• What you need to do: The answer should consist of the records below, repeated exactly, and no pictures.
----- Information
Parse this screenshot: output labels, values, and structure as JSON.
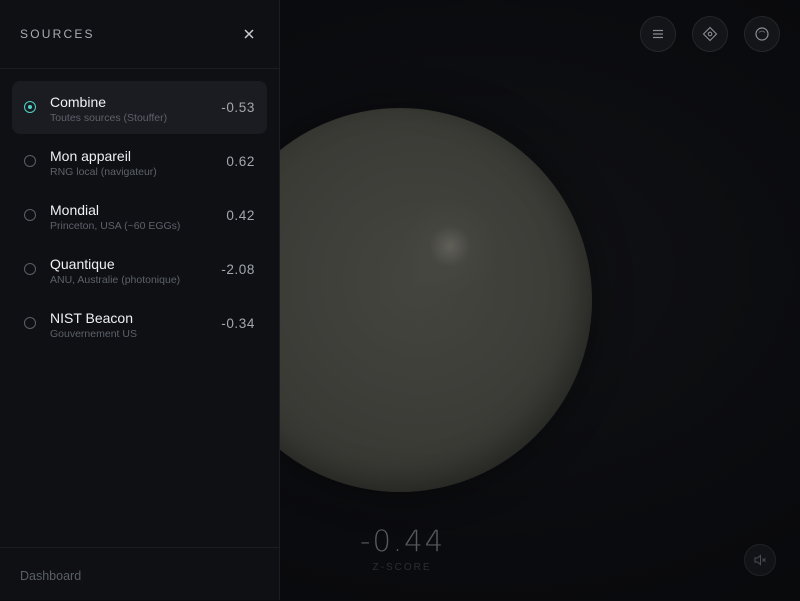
{
  "panel": {
    "title": "SOURCES",
    "sources": [
      {
        "name": "Combine",
        "subtitle": "Toutes sources (Stouffer)",
        "value": "-0.53",
        "selected": true
      },
      {
        "name": "Mon appareil",
        "subtitle": "RNG local (navigateur)",
        "value": "0.62",
        "selected": false
      },
      {
        "name": "Mondial",
        "subtitle": "Princeton, USA (~60 EGGs)",
        "value": "0.42",
        "selected": false
      },
      {
        "name": "Quantique",
        "subtitle": "ANU, Australie (photonique)",
        "value": "-2.08",
        "selected": false
      },
      {
        "name": "NIST Beacon",
        "subtitle": "Gouvernement US",
        "value": "-0.34",
        "selected": false
      }
    ],
    "footer_link": "Dashboard"
  },
  "main": {
    "score_value": "-0.44",
    "score_label": "Z-SCORE"
  },
  "icons": {
    "close": "close-icon",
    "menu": "menu-icon",
    "locate": "locate-icon",
    "circle": "circle-icon",
    "sound": "sound-muted-icon"
  },
  "colors": {
    "accent": "#4fd1c5",
    "background": "#0a0b0e",
    "panel": "#0e1014",
    "orb": "#3f3f3a"
  }
}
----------
• Final answer:
Parse this screenshot: output labels, values, and structure as JSON.
{
  "panel": {
    "title": "SOURCES",
    "sources": [
      {
        "name": "Combine",
        "subtitle": "Toutes sources (Stouffer)",
        "value": "-0.53",
        "selected": true
      },
      {
        "name": "Mon appareil",
        "subtitle": "RNG local (navigateur)",
        "value": "0.62",
        "selected": false
      },
      {
        "name": "Mondial",
        "subtitle": "Princeton, USA (~60 EGGs)",
        "value": "0.42",
        "selected": false
      },
      {
        "name": "Quantique",
        "subtitle": "ANU, Australie (photonique)",
        "value": "-2.08",
        "selected": false
      },
      {
        "name": "NIST Beacon",
        "subtitle": "Gouvernement US",
        "value": "-0.34",
        "selected": false
      }
    ],
    "footer_link": "Dashboard"
  },
  "main": {
    "score_value": "-0.44",
    "score_label": "Z-SCORE"
  },
  "icons": {
    "close": "close-icon",
    "menu": "menu-icon",
    "locate": "locate-icon",
    "circle": "circle-icon",
    "sound": "sound-muted-icon"
  },
  "colors": {
    "accent": "#4fd1c5",
    "background": "#0a0b0e",
    "panel": "#0e1014",
    "orb": "#3f3f3a"
  }
}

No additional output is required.